> _What the exercise asks_: Every line of the data below should be retyped exactly.

--

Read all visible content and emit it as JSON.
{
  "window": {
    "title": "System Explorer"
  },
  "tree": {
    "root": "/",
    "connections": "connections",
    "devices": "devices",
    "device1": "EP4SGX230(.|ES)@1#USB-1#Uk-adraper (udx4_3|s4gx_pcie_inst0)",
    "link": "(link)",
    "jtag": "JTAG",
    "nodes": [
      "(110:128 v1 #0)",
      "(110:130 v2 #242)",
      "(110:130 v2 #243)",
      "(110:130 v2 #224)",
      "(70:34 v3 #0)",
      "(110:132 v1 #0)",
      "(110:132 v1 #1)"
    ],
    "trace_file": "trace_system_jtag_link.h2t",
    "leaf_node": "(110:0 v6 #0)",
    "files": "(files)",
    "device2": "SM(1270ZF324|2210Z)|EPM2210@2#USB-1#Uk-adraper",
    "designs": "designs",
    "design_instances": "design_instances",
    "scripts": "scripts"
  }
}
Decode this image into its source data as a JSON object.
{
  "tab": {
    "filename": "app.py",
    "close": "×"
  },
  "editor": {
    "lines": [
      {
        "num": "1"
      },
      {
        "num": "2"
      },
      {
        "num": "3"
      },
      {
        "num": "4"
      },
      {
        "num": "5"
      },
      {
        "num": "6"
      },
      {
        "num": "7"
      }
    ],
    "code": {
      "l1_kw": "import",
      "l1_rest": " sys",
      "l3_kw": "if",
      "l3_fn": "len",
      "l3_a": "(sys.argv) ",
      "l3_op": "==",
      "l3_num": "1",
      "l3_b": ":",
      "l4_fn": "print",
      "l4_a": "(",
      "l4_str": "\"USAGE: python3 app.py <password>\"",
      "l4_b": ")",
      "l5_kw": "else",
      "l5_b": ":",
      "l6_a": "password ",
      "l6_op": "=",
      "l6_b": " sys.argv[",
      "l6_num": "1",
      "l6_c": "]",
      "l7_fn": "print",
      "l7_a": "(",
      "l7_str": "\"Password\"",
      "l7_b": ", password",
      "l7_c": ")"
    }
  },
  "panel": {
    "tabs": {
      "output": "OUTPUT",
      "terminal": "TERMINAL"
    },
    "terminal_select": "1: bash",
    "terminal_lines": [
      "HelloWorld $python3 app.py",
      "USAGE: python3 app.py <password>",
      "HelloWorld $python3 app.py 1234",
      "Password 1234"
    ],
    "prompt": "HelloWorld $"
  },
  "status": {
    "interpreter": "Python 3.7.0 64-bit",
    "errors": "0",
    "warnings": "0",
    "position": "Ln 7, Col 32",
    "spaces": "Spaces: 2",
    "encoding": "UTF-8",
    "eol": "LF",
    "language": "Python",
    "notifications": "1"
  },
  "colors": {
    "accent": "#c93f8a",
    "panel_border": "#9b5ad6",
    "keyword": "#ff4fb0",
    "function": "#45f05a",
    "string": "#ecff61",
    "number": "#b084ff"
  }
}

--

> _Your solution_:
Read all visible content and emit it as JSON.
{
  "window": {
    "title": "System Explorer"
  },
  "tree": {
    "root": "/",
    "connections": "connections",
    "devices": "devices",
    "device1": "EP4SGX230(.|ES)@1#USB-1#Uk-adraper (udx4_3|s4gx_pcie_inst0)",
    "link": "(link)",
    "jtag": "JTAG",
    "nodes": [
      "(110:128 v1 #0)",
      "(110:130 v2 #242)",
      "(110:130 v2 #243)",
      "(110:130 v2 #224)",
      "(70:34 v3 #0)",
      "(110:132 v1 #0)",
      "(110:132 v1 #1)"
    ],
    "trace_file": "trace_system_jtag_link.h2t",
    "leaf_node": "(110:0 v6 #0)",
    "files": "(files)",
    "device2": "SM(1270ZF324|2210Z)|EPM2210@2#USB-1#Uk-adraper",
    "designs": "designs",
    "design_instances": "design_instances",
    "scripts": "scripts"
  }
}
Decode this image into its source data as a JSON object.
{
  "tab": {
    "filename": "app.py",
    "close": "×"
  },
  "editor": {
    "lines": [
      {
        "num": "1"
      },
      {
        "num": "2"
      },
      {
        "num": "3"
      },
      {
        "num": "4"
      },
      {
        "num": "5"
      },
      {
        "num": "6"
      },
      {
        "num": "7"
      }
    ],
    "code": {
      "l1_kw": "import",
      "l1_rest": " sys",
      "l3_kw": "if",
      "l3_fn": "len",
      "l3_a": "(sys.argv) ",
      "l3_op": "==",
      "l3_num": "1",
      "l3_b": ":",
      "l4_fn": "print",
      "l4_a": "(",
      "l4_str": "\"USAGE: python3 app.py <password>\"",
      "l4_b": ")",
      "l5_kw": "else",
      "l5_b": ":",
      "l6_a": "password ",
      "l6_op": "=",
      "l6_b": " sys.argv[",
      "l6_num": "1",
      "l6_c": "]",
      "l7_fn": "print",
      "l7_a": "(",
      "l7_str": "\"Password\"",
      "l7_b": ", password",
      "l7_c": ")"
    }
  },
  "panel": {
    "tabs": {
      "output": "OUTPUT",
      "terminal": "TERMINAL"
    },
    "terminal_select": "1: bash",
    "terminal_lines": [
      "HelloWorld $python3 app.py",
      "USAGE: python3 app.py <password>",
      "HelloWorld $python3 app.py 1234",
      "Password 1234"
    ],
    "prompt": "HelloWorld $"
  },
  "status": {
    "interpreter": "Python 3.7.0 64-bit",
    "errors": "0",
    "warnings": "0",
    "position": "Ln 7, Col 32",
    "spaces": "Spaces: 2",
    "encoding": "UTF-8",
    "eol": "LF",
    "language": "Python",
    "notifications": "1"
  },
  "colors": {
    "accent": "#c93f8a",
    "panel_border": "#9b5ad6",
    "keyword": "#ff4fb0",
    "function": "#45f05a",
    "string": "#ecff61",
    "number": "#b084ff"
  }
}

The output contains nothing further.